**Instructions for the task:** Exclude the pictures, then repeat the remaining data exactly.

**Entries from a dataset of interfaces:**
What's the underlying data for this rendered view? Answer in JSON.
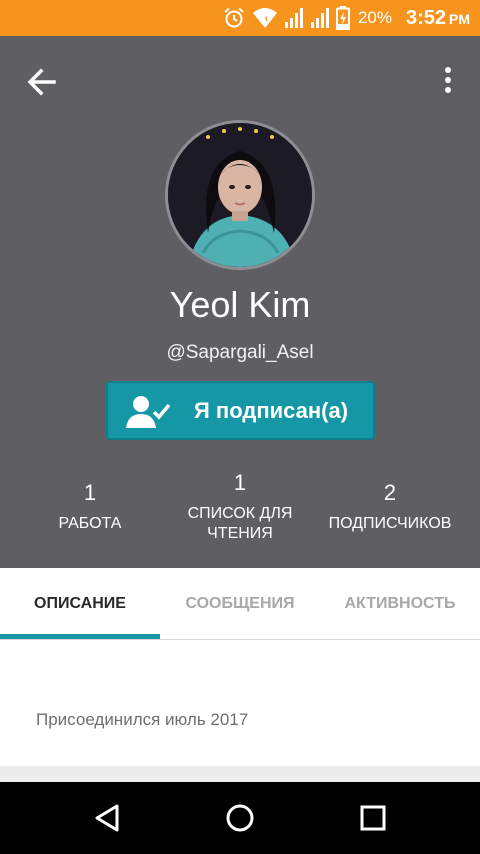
{
  "status_bar": {
    "battery_percent": "20%",
    "time": "3:52",
    "ampm": "PM",
    "background": "#f7941d",
    "icons": [
      "alarm-icon",
      "wifi-icon",
      "signal-icon",
      "signal-icon",
      "battery-charging-icon"
    ]
  },
  "profile": {
    "display_name": "Yeol Kim",
    "username": "@Sapargali_Asel",
    "follow_button_label": "Я подписан(а)",
    "follow_button_color": "#1597a6",
    "header_color": "#5f5e62"
  },
  "stats": [
    {
      "value": "1",
      "label": "РАБОТА"
    },
    {
      "value": "1",
      "label_line1": "СПИСОК ДЛЯ",
      "label_line2": "ЧТЕНИЯ"
    },
    {
      "value": "2",
      "label": "ПОДПИСЧИКОВ"
    }
  ],
  "tabs": [
    {
      "label": "ОПИСАНИЕ",
      "active": true
    },
    {
      "label": "СООБЩЕНИЯ",
      "active": false
    },
    {
      "label": "АКТИВНОСТЬ",
      "active": false
    }
  ],
  "about": {
    "joined": "Присоединился июль 2017"
  }
}
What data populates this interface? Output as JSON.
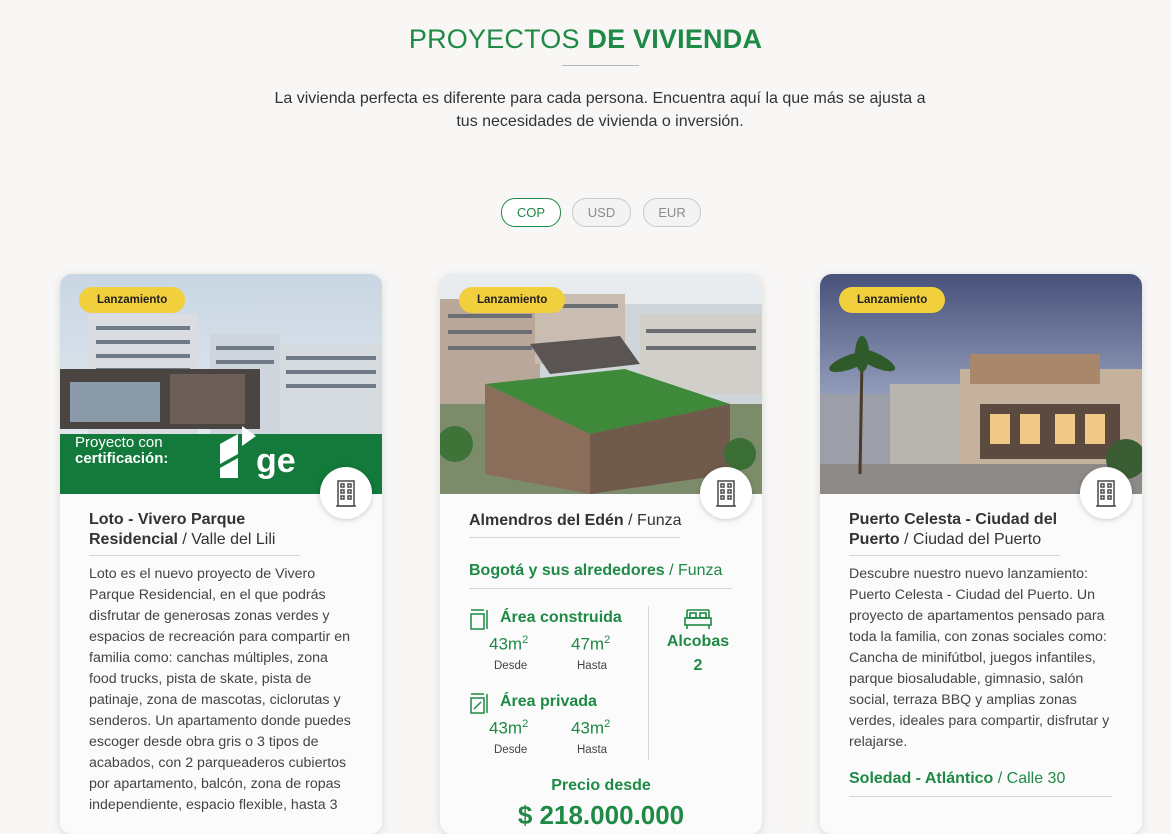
{
  "section": {
    "title_light": "PROYECTOS ",
    "title_bold": "DE VIVIENDA",
    "subtitle": "La vivienda perfecta es diferente para cada persona. Encuentra aquí la que más se ajusta a tus necesidades de vivienda o inversión."
  },
  "currency": {
    "options": [
      "COP",
      "USD",
      "EUR"
    ],
    "selected": "COP"
  },
  "cards": [
    {
      "badge": "Lanzamiento",
      "overlay_line1": "Proyecto con",
      "overlay_line2": "certificación:",
      "name": "Loto - Vivero Parque Residencial",
      "location": " / Valle del Lili",
      "description": "Loto es el nuevo proyecto de Vivero Parque Residencial, en el que podrás disfrutar de generosas zonas verdes y espacios de recreación para compartir en familia como: canchas múltiples, zona food trucks, pista de skate, pista de patinaje, zona de mascotas, ciclorutas y senderos.  Un apartamento donde puedes escoger desde obra gris o 3 tipos de acabados, con 2 parqueaderos cubiertos por apartamento, balcón, zona de ropas independiente, espacio flexible, hasta 3",
      "type_icon": "building-icon"
    },
    {
      "badge": "Lanzamiento",
      "name": "Almendros del Edén",
      "location": " / Funza",
      "region": "Bogotá y sus alrededores",
      "region_city": " / Funza",
      "built_area_label": "Área construida",
      "built_from": "43m",
      "built_to": "47m",
      "private_area_label": "Área privada",
      "private_from": "43m",
      "private_to": "43m",
      "from_label": "Desde",
      "to_label": "Hasta",
      "bedrooms_label": "Alcobas",
      "bedrooms_value": "2",
      "price_label": "Precio desde",
      "price_value": "$ 218.000.000",
      "type_icon": "building-icon"
    },
    {
      "badge": "Lanzamiento",
      "name": "Puerto Celesta - Ciudad del Puerto",
      "location": " / Ciudad del Puerto",
      "description": "Descubre nuestro nuevo lanzamiento: Puerto Celesta - Ciudad del Puerto. Un proyecto de apartamentos pensado para toda la familia, con zonas sociales como: Cancha de minifútbol, juegos infantiles, parque biosaludable, gimnasio, salón social, terraza BBQ y amplias zonas verdes, ideales para compartir, disfrutar y relajarse.",
      "region": "Soledad - Atlántico",
      "region_city": " / Calle 30",
      "type_icon": "building-icon"
    }
  ],
  "colors": {
    "brand_green": "#1e8a45",
    "badge_yellow": "#f2cf3c"
  }
}
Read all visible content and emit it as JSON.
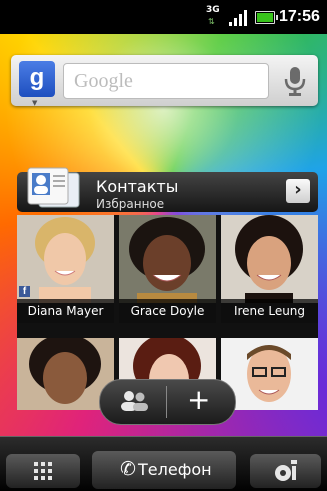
{
  "statusbar": {
    "network": "3G",
    "time": "17:56",
    "battery_level": 0.9
  },
  "search": {
    "placeholder": "Google",
    "engine_letter": "g"
  },
  "contacts_widget": {
    "title": "Контакты",
    "subtitle": "Избранное",
    "favorites": [
      {
        "name": "Diana Mayer",
        "facebook": true
      },
      {
        "name": "Grace Doyle"
      },
      {
        "name": "Irene Leung"
      }
    ]
  },
  "dock": {
    "phone_label": "Телефон"
  },
  "colors": {
    "accent_blue": "#1e4fbf",
    "battery": "#38c21b",
    "facebook": "#3b5998"
  }
}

**Problem solution:**
What's the underlying data for this rendered view? Answer in JSON.
{
  "status_bar": {
    "battery_percent": "20%",
    "time": "3:52",
    "ampm": "PM",
    "background": "#f7941d",
    "icons": [
      "alarm-icon",
      "wifi-icon",
      "signal-icon",
      "signal-icon",
      "battery-charging-icon"
    ]
  },
  "profile": {
    "display_name": "Yeol Kim",
    "username": "@Sapargali_Asel",
    "follow_button_label": "Я подписан(а)",
    "follow_button_color": "#1597a6",
    "header_color": "#5f5e62"
  },
  "stats": [
    {
      "value": "1",
      "label": "РАБОТА"
    },
    {
      "value": "1",
      "label_line1": "СПИСОК ДЛЯ",
      "label_line2": "ЧТЕНИЯ"
    },
    {
      "value": "2",
      "label": "ПОДПИСЧИКОВ"
    }
  ],
  "tabs": [
    {
      "label": "ОПИСАНИЕ",
      "active": true
    },
    {
      "label": "СООБЩЕНИЯ",
      "active": false
    },
    {
      "label": "АКТИВНОСТЬ",
      "active": false
    }
  ],
  "about": {
    "joined": "Присоединился июль 2017"
  }
}
What data populates this interface? Output as JSON.
{
  "section": {
    "title_light": "PROYECTOS ",
    "title_bold": "DE VIVIENDA",
    "subtitle": "La vivienda perfecta es diferente para cada persona. Encuentra aquí la que más se ajusta a tus necesidades de vivienda o inversión."
  },
  "currency": {
    "options": [
      "COP",
      "USD",
      "EUR"
    ],
    "selected": "COP"
  },
  "cards": [
    {
      "badge": "Lanzamiento",
      "overlay_line1": "Proyecto con",
      "overlay_line2": "certificación:",
      "name": "Loto - Vivero Parque Residencial",
      "location": " / Valle del Lili",
      "description": "Loto es el nuevo proyecto de Vivero Parque Residencial, en el que podrás disfrutar de generosas zonas verdes y espacios de recreación para compartir en familia como: canchas múltiples, zona food trucks, pista de skate, pista de patinaje, zona de mascotas, ciclorutas y senderos.  Un apartamento donde puedes escoger desde obra gris o 3 tipos de acabados, con 2 parqueaderos cubiertos por apartamento, balcón, zona de ropas independiente, espacio flexible, hasta 3",
      "type_icon": "building-icon"
    },
    {
      "badge": "Lanzamiento",
      "name": "Almendros del Edén",
      "location": " / Funza",
      "region": "Bogotá y sus alrededores",
      "region_city": " / Funza",
      "built_area_label": "Área construida",
      "built_from": "43m",
      "built_to": "47m",
      "private_area_label": "Área privada",
      "private_from": "43m",
      "private_to": "43m",
      "from_label": "Desde",
      "to_label": "Hasta",
      "bedrooms_label": "Alcobas",
      "bedrooms_value": "2",
      "price_label": "Precio desde",
      "price_value": "$ 218.000.000",
      "type_icon": "building-icon"
    },
    {
      "badge": "Lanzamiento",
      "name": "Puerto Celesta - Ciudad del Puerto",
      "location": " / Ciudad del Puerto",
      "description": "Descubre nuestro nuevo lanzamiento: Puerto Celesta - Ciudad del Puerto. Un proyecto de apartamentos pensado para toda la familia, con zonas sociales como: Cancha de minifútbol, juegos infantiles, parque biosaludable, gimnasio, salón social, terraza BBQ y amplias zonas verdes, ideales para compartir, disfrutar y relajarse.",
      "region": "Soledad - Atlántico",
      "region_city": " / Calle 30",
      "type_icon": "building-icon"
    }
  ],
  "colors": {
    "brand_green": "#1e8a45",
    "badge_yellow": "#f2cf3c"
  }
}
Read all visible content and emit it as JSON.
{
  "statusbar": {
    "network": "3G",
    "time": "17:56",
    "battery_level": 0.9
  },
  "search": {
    "placeholder": "Google",
    "engine_letter": "g"
  },
  "contacts_widget": {
    "title": "Контакты",
    "subtitle": "Избранное",
    "favorites": [
      {
        "name": "Diana Mayer",
        "facebook": true
      },
      {
        "name": "Grace Doyle"
      },
      {
        "name": "Irene Leung"
      }
    ]
  },
  "dock": {
    "phone_label": "Телефон"
  },
  "colors": {
    "accent_blue": "#1e4fbf",
    "battery": "#38c21b",
    "facebook": "#3b5998"
  }
}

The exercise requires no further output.